A Palo Alto man who lived at the Opportunity Center was found dead in his room, according to a spokesperson for InnVision Shelter Network, which runs the the adjacent Opportunity Services Center on 33 Encina Avenue.
Lonnie Gullette, 63, was found dead in his room on Friday, Nov. 22, and police were called at 11:58 a.m., Officer Sean Downey said. Police believe he died between Nov. 5 and Nov. 22, Nov. 5 being the last confirmed date that someone saw him. The time frame is outside of when Gullette last saw a doctor, Downey said.
Lorin Krogh, a close friend, said he last saw Gullette between two days and a week ago. Gullette had emphysema, he said.
Gullette had not been seen by staff for about two days at the next-door drop-in center, which provides daily services to homeless persons, said Mila Zelkha, director of strategic relations for InnVision Shelter Network. She could not confirm who found Gullette.
"It's a loss of life and it's a very sad thing," she said. "Tenants have rights, and they are not required to have case managers knocking on the door."
Opportunity Center housing is managed by Charities Housing Development Corporation. Zelkha referred further information about Gullette's death to Vanessa Cooper, real estate services director at the Housing Authority of Santa Clara County. Cooper did not return requests for comment.
Gullette, who formerly lived in Carmichael, Calif., had health issues, he told the Weekly earlier this year. He had been under strain since his girlfriend, Vivian "Venus" Sarmago, 60, was allegedly punched and kicked at least 20 times by a drunken man while she was talking on her cell phone in the hallway outside her apartment on July 19.
Sarmago was paralyzed from the attack and remains in a long-term-care facility. Gullette made daily trips to the Santa Clara Valley Medical Center, taking the bus in his wheelchair.
He was crying about Sarmago's condition the last time Krogh saw him, he said.

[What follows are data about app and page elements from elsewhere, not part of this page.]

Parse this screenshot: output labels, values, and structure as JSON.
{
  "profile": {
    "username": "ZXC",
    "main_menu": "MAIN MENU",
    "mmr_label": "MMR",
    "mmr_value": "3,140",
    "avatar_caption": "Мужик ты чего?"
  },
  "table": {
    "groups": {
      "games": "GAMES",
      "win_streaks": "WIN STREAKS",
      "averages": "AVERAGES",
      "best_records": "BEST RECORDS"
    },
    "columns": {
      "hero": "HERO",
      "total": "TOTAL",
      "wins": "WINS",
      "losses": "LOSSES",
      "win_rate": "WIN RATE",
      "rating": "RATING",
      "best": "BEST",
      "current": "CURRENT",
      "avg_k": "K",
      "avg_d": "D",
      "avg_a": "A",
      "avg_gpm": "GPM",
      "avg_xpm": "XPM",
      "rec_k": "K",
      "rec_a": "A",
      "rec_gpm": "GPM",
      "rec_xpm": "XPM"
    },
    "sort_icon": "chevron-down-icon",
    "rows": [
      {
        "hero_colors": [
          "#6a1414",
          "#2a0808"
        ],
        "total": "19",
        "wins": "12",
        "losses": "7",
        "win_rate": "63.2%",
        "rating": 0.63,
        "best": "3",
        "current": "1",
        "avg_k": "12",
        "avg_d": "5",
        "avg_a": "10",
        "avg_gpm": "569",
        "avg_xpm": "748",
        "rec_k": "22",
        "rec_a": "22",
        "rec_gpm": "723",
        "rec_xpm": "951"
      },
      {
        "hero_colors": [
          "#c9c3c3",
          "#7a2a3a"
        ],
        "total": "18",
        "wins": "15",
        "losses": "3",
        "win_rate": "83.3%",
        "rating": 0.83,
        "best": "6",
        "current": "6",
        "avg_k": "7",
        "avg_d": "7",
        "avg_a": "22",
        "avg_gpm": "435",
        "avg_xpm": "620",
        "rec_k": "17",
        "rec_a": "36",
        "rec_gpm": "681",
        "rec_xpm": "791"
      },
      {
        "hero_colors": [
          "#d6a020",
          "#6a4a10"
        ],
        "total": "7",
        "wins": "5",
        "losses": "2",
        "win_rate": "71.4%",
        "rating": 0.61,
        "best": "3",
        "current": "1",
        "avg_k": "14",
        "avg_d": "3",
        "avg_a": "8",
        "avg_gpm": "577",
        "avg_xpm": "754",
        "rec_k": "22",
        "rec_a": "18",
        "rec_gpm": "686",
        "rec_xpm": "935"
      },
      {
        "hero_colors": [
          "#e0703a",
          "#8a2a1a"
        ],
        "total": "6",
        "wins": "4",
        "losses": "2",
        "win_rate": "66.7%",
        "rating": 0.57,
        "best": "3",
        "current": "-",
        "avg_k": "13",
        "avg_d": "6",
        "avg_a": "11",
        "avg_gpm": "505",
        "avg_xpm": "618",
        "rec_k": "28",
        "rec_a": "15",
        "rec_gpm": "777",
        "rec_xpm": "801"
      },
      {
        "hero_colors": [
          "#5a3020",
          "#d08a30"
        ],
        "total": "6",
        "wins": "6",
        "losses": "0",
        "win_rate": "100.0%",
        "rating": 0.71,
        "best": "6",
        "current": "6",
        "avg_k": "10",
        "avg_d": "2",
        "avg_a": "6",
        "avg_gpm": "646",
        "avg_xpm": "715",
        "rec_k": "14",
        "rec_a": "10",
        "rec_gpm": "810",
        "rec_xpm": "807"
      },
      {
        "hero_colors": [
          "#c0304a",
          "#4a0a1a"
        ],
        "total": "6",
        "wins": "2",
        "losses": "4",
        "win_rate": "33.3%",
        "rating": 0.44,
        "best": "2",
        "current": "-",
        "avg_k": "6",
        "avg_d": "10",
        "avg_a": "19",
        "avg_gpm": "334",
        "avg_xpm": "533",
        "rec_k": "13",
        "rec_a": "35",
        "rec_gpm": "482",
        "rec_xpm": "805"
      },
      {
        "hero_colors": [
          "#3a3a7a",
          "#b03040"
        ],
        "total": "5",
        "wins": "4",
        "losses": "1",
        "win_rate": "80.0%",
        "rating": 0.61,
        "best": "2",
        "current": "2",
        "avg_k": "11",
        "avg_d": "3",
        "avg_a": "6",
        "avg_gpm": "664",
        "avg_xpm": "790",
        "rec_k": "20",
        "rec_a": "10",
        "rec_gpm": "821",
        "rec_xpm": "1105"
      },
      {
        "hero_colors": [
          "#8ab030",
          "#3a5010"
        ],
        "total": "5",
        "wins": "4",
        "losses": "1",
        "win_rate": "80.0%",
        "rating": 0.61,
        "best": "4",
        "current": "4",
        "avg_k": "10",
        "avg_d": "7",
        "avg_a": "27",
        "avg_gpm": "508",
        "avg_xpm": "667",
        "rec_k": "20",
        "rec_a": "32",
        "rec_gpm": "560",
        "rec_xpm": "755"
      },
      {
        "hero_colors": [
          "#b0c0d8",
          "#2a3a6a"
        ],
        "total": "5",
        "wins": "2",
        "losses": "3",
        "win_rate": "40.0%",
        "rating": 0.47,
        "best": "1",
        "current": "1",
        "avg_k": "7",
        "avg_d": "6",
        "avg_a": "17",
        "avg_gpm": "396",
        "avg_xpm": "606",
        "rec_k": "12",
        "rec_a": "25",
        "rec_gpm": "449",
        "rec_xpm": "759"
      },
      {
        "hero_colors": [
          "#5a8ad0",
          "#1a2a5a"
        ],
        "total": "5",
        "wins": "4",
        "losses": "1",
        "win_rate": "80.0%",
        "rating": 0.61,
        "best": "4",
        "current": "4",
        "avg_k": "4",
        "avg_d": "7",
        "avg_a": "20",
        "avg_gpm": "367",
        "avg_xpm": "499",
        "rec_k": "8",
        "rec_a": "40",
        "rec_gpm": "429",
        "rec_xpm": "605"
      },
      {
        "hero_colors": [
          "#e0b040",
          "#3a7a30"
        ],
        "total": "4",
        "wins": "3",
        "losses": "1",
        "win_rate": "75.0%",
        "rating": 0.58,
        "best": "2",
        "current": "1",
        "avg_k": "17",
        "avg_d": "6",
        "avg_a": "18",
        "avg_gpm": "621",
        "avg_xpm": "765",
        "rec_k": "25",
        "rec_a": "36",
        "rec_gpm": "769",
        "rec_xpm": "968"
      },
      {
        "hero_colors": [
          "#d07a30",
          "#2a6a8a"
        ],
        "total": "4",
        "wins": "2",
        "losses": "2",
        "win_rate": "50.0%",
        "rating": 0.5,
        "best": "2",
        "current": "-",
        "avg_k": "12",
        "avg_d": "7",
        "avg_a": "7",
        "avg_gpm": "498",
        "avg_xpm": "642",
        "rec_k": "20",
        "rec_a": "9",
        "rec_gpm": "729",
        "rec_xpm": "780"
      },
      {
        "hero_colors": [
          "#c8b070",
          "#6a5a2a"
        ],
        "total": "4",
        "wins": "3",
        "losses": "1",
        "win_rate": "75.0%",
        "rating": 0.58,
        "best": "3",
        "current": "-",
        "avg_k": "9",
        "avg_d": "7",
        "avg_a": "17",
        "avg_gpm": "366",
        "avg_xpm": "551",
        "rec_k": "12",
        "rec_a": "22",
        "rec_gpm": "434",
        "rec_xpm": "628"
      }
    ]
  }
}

"He said, 'I just don't know what to do. She's never going to be the same,'" Krogh recalled.
Gullette is thought to have died from natural causes, and there is no evidence of foul play, Downey said. Police are not investigating the case unless the Santa Clara County Coroner finds a suspicious cause of death, he said.
Gullette had been hospitalized at least two times since July due to his emphysema, Krogh said. He was a contractor prior to becoming homeless.
He hired Krogh to work on the Downtown Streets Team and was his boss there about seven years ago, he said. Gullette was a "lone wolf" who stayed out of the drama that often accompanies life at the Opportunity Center among "a lot of wounded souls," Krogh said.
Gullette was best known around the Opportunity Center for tumbling down a San Fraqncisquito Creek embankment in April, Krogh said. Palo Alto firefighters rescued him near the 500 block of Palo Alto Avenue after he became entangled in vines and brush.
He was suspended 10 to 15 feet above the creek and could not extricate himself, firefighters said at the time. His motorized wheelchair was found nearby. He was not injured.
The Santa Clara County Coroner's office has not officially confirmed Gullette's identity.